The Office for Students has named 18 institutions to receive a share of a £6 million student mental health fund.
Grants ranging from £70,000 to £200,000 will go to 18 “innovative projects” at universities and colleges in England that the OfS hopes provide new solutions for the HE sector.
The multi-million-pound package comprises £2m from the Department for Education, £1m from the Department of Health and Social Care and £3m from OfS-registered HE providers and partner organisations.
The two-year fund follows similar OfS initiatives, in 2018 and 2019, to support partnership working between higher education providers (HEPs) and organisations, such as the NHS, charities and student unions.
These latest funds support work targeting at-risk students – such as part-time students, those with caring responsibilities and those from ethnic minority backgrounds.
We are contributing £2m to these innovative projects from universities and colleges across England which will target the specific needs of those students who are at greater risk of poor mental health
– Michelle Donelan, universities minister
De Montfort University, for example, will use its funds to target students in social economic and ethnic minority groups likely to experience mental health issues with the creation of a new specialist mental health intervention officer and new links with the Leicestershire Mental Health Partnership Trust.
London South Bank University will develop a complementary and remunerated mentoring programme for black students with its student union, Lambeth College and a local NHS service, aiming to increase self-referrals for support.
At the University of Bradford, a project hopes to destigmatise mental health services with better peer wellbeing support for students from South Asian backgrounds.
A University of Central Lancashire project will focus on addressing the mental health needs of LGBT+ students. An initiative in partnership with the National Autistic Society at the University of Bristol hopes to deliver the first Autistic Mental Health training programme for university staff in the UK.
The Care Leaver Association and the University of Roehampton won funding to develop the personal and social skills, lifestyle management, academic skills and employability skills of care leaver students. The University of Liverpool’s collaborative immersive remote clinical undergraduate support (CIRCUS) project uses immersive virtual reality to improve remote peer and tutor support by placing students in a “calming 3D environment”.
Chris Millward, director for fair access and participation at the Office for Students, said students with a mental health condition are statistically less likely to graduate or enter graduate jobs after studies. HE students from diverse backgrounds and universities should “fine-tune the support they offer and ensure that all students, regardless of where they are from, have the best chance possible to succeed”, he said.

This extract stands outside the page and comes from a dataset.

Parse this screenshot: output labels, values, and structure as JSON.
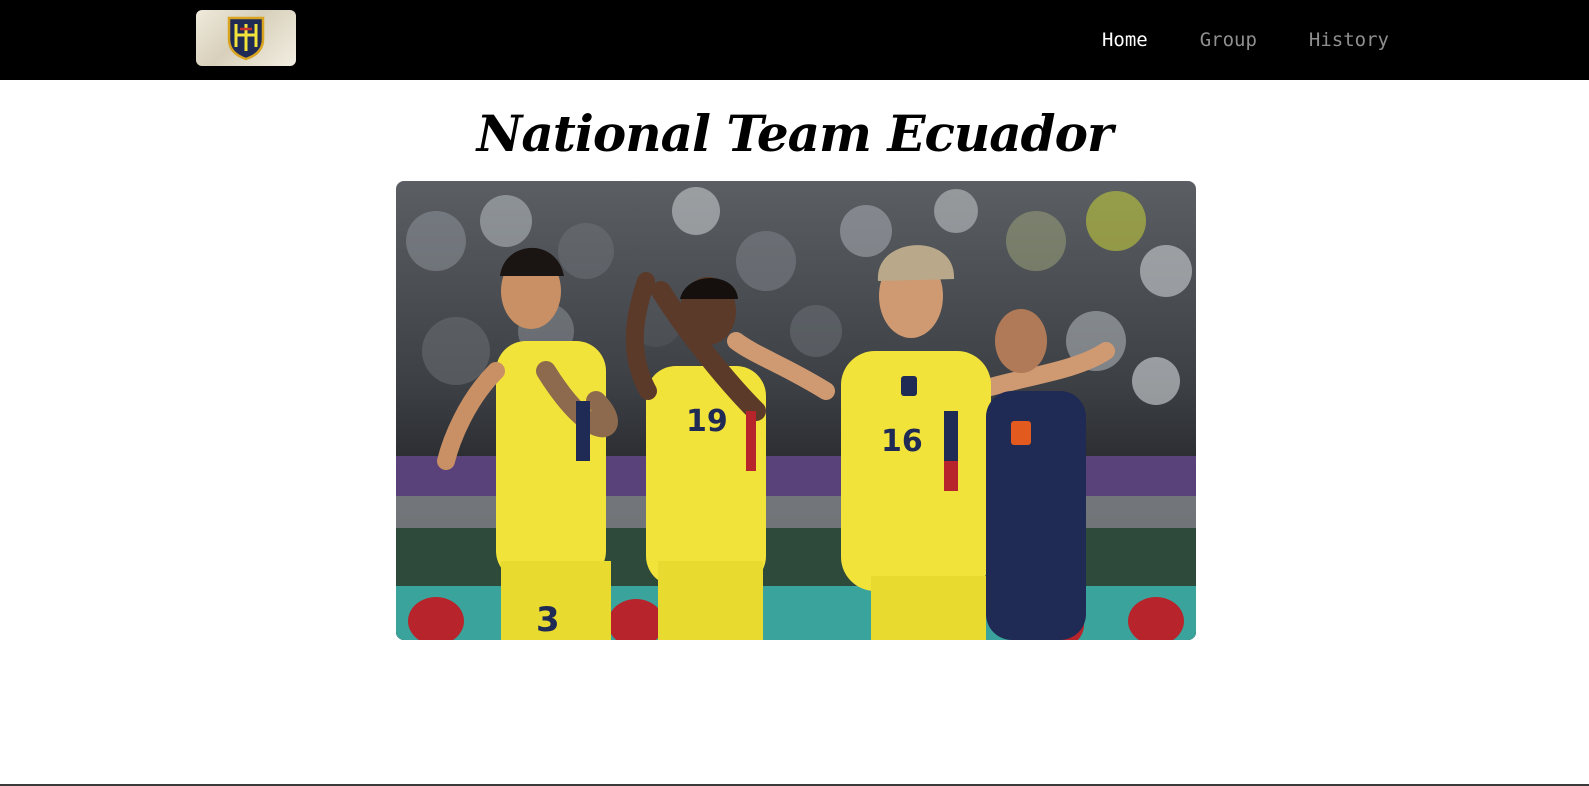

“There is no ‘one-size-fits-all’ approach when it comes to mental health support,” said universities minister Michelle Donelan. “That’s why we are contributing £2m to these innovative projects from universities and colleges across England which will target the specific needs of those students who are at greater risk of poor mental health. This is part of an additional £15m we asked the Office for Students to allocate for student mental health, as well as an investment in Student Space, a dedicated student mental health and wellbeing platform, which provides vital support to students outside of university.”